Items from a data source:

____

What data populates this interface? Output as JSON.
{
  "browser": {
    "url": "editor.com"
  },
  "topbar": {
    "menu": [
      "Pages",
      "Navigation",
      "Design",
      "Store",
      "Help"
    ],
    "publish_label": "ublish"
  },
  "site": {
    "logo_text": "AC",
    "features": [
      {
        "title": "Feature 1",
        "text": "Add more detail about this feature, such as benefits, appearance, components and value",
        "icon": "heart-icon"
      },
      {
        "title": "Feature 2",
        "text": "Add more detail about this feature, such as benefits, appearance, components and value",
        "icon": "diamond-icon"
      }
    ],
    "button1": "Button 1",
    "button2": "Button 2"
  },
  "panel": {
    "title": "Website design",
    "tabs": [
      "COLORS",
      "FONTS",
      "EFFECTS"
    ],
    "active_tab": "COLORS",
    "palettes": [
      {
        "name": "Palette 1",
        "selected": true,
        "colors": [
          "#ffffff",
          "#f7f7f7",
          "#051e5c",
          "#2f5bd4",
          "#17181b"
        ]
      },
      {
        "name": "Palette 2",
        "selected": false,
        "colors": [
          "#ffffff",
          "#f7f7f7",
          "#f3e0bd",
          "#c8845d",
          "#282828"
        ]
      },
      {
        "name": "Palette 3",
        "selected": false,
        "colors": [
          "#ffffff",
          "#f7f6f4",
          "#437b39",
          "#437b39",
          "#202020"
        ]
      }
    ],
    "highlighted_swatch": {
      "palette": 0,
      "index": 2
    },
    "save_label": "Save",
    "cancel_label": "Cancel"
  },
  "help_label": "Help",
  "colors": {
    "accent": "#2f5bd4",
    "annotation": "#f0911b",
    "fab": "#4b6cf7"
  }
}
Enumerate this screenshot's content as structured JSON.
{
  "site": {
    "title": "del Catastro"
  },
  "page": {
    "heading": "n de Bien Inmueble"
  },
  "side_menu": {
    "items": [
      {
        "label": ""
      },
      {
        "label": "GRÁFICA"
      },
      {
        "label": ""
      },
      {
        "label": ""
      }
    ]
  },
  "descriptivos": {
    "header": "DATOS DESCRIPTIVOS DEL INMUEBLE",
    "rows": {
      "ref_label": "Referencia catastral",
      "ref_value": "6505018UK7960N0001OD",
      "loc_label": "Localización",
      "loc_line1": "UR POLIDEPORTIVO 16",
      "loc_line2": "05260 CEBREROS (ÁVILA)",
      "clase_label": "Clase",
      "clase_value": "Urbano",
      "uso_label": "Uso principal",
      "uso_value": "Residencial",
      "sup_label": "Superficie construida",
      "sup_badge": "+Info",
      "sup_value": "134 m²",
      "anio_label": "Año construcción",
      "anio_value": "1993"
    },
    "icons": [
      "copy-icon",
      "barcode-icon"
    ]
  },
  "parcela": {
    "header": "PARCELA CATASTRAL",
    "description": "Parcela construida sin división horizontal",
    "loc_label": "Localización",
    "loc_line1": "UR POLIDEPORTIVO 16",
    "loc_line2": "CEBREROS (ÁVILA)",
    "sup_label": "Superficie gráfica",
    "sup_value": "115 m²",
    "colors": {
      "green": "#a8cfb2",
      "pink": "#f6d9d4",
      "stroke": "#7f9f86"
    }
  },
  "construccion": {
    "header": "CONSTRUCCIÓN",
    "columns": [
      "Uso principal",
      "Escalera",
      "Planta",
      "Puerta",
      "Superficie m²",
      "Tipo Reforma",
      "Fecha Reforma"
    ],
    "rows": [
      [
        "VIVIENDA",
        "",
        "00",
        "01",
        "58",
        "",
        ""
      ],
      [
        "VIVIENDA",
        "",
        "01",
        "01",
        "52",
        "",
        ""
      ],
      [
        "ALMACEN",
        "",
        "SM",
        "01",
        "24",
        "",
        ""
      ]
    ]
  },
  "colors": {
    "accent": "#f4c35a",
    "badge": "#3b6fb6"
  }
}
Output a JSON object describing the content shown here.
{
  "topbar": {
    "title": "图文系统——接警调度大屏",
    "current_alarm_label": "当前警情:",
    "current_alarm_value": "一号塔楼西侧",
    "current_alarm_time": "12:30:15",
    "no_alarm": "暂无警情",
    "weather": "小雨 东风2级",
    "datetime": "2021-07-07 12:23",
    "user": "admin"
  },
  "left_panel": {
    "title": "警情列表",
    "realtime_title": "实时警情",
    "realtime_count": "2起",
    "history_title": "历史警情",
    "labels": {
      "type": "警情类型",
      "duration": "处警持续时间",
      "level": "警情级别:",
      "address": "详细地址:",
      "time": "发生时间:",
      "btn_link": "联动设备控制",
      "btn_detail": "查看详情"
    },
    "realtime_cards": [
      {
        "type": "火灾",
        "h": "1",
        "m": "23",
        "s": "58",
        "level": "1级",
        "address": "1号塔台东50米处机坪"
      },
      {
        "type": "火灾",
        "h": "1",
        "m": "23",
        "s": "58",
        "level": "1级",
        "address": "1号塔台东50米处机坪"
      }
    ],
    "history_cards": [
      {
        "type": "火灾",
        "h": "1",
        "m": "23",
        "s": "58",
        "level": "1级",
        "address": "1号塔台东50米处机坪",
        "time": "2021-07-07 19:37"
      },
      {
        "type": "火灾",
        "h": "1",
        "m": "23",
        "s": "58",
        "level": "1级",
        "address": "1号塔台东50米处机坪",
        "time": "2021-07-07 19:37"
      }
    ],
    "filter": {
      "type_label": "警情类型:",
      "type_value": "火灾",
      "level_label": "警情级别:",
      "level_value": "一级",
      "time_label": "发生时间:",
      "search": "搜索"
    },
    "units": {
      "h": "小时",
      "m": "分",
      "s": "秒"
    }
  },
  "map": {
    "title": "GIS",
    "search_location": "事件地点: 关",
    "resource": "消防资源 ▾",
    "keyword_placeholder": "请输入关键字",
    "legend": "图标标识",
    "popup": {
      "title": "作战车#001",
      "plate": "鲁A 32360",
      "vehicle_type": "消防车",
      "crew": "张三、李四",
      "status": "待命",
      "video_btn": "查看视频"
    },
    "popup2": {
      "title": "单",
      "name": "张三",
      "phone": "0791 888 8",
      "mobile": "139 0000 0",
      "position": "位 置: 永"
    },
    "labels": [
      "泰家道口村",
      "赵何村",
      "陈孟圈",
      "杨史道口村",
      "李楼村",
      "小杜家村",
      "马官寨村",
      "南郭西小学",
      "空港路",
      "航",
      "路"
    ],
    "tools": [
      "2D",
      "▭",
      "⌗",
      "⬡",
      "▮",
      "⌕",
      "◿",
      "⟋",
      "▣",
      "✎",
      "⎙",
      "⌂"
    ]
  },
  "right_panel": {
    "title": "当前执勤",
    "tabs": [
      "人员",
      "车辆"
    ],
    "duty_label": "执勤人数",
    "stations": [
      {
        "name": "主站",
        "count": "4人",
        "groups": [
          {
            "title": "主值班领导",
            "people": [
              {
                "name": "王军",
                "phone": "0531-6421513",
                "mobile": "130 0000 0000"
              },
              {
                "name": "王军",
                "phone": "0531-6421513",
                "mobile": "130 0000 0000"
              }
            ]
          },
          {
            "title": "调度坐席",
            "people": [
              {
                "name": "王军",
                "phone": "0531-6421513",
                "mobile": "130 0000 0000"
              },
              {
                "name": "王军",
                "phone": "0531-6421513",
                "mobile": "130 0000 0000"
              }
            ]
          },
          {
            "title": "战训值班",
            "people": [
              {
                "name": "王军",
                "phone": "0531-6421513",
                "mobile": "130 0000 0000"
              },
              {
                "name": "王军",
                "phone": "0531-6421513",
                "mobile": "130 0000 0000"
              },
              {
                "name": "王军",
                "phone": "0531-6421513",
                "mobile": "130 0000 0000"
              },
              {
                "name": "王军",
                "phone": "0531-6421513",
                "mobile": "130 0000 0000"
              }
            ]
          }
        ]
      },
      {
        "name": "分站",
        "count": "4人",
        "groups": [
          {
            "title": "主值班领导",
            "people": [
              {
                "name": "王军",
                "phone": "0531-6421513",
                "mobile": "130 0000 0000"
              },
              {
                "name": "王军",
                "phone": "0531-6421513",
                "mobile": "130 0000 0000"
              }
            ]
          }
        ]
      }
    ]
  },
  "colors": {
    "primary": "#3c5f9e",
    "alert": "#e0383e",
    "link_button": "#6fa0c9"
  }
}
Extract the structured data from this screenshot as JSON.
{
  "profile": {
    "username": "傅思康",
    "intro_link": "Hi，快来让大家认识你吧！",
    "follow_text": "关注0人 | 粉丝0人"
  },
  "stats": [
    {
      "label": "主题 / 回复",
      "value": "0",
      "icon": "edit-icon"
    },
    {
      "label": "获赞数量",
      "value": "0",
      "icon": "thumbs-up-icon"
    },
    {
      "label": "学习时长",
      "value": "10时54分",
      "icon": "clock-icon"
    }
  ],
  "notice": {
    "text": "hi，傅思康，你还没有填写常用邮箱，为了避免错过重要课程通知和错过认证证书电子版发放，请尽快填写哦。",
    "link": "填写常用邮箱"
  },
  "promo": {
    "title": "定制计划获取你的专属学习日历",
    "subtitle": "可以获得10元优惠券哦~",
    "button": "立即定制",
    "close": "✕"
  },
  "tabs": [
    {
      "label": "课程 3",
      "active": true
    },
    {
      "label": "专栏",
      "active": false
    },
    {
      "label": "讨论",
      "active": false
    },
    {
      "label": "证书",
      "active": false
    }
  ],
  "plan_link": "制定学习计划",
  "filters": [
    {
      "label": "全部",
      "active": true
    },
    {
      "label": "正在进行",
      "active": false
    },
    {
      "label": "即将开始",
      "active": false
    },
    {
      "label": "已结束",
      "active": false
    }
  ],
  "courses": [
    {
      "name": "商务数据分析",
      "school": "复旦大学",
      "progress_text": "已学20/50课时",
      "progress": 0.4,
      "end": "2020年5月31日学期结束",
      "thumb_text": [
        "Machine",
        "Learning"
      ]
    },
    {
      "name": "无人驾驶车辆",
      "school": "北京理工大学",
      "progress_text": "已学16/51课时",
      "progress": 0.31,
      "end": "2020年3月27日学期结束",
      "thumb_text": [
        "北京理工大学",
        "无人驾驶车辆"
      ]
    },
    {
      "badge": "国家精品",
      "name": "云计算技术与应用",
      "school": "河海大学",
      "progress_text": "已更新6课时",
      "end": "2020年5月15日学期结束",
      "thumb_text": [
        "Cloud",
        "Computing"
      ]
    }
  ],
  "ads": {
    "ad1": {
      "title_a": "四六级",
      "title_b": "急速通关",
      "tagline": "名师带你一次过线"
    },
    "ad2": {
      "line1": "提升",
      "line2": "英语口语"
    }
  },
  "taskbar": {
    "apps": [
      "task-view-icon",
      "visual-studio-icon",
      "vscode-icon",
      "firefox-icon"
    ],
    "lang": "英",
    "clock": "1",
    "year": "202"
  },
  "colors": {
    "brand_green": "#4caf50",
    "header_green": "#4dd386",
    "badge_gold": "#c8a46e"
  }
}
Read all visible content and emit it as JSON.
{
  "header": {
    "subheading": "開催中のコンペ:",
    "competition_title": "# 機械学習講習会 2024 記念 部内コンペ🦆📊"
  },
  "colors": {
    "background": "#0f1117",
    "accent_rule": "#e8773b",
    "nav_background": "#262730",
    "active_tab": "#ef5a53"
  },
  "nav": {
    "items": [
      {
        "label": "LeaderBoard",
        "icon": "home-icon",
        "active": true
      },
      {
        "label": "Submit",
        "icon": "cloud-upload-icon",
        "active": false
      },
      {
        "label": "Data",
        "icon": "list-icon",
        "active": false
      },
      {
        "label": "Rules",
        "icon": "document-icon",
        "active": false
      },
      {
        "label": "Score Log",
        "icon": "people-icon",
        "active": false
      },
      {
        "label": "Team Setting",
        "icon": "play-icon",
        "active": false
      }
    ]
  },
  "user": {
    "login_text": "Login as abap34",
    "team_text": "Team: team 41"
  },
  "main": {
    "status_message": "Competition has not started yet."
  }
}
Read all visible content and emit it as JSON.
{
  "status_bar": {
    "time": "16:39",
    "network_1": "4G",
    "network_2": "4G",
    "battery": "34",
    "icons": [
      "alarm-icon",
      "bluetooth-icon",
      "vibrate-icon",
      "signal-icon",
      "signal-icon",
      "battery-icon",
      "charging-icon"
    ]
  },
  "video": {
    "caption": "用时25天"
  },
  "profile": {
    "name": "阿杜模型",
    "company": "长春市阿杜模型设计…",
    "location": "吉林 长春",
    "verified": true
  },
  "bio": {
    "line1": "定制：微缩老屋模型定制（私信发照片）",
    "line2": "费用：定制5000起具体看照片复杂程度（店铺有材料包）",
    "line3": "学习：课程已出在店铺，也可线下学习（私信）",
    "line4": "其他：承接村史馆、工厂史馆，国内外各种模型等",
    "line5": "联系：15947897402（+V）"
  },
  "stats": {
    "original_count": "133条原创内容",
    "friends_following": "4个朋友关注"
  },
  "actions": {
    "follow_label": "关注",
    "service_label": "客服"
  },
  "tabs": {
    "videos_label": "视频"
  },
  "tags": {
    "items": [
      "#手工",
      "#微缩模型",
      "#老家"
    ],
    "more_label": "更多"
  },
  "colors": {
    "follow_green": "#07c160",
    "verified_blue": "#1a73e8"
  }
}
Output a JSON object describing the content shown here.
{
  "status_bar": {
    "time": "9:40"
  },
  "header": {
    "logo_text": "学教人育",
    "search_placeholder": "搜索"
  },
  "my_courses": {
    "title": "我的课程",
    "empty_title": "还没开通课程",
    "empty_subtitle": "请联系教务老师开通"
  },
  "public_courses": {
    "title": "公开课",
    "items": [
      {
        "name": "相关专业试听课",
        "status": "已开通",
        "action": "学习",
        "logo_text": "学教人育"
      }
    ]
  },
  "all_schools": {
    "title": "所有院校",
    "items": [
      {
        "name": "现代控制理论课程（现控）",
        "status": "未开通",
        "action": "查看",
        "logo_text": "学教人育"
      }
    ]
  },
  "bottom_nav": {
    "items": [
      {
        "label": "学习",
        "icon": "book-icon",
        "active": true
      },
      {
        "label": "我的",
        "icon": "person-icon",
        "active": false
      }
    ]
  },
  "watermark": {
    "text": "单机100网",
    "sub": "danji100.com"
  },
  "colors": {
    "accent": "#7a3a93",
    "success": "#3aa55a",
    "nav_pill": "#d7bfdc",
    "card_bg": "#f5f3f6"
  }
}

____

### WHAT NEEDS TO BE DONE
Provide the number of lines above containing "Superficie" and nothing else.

### RESULT FOR THIS EXERCISE
3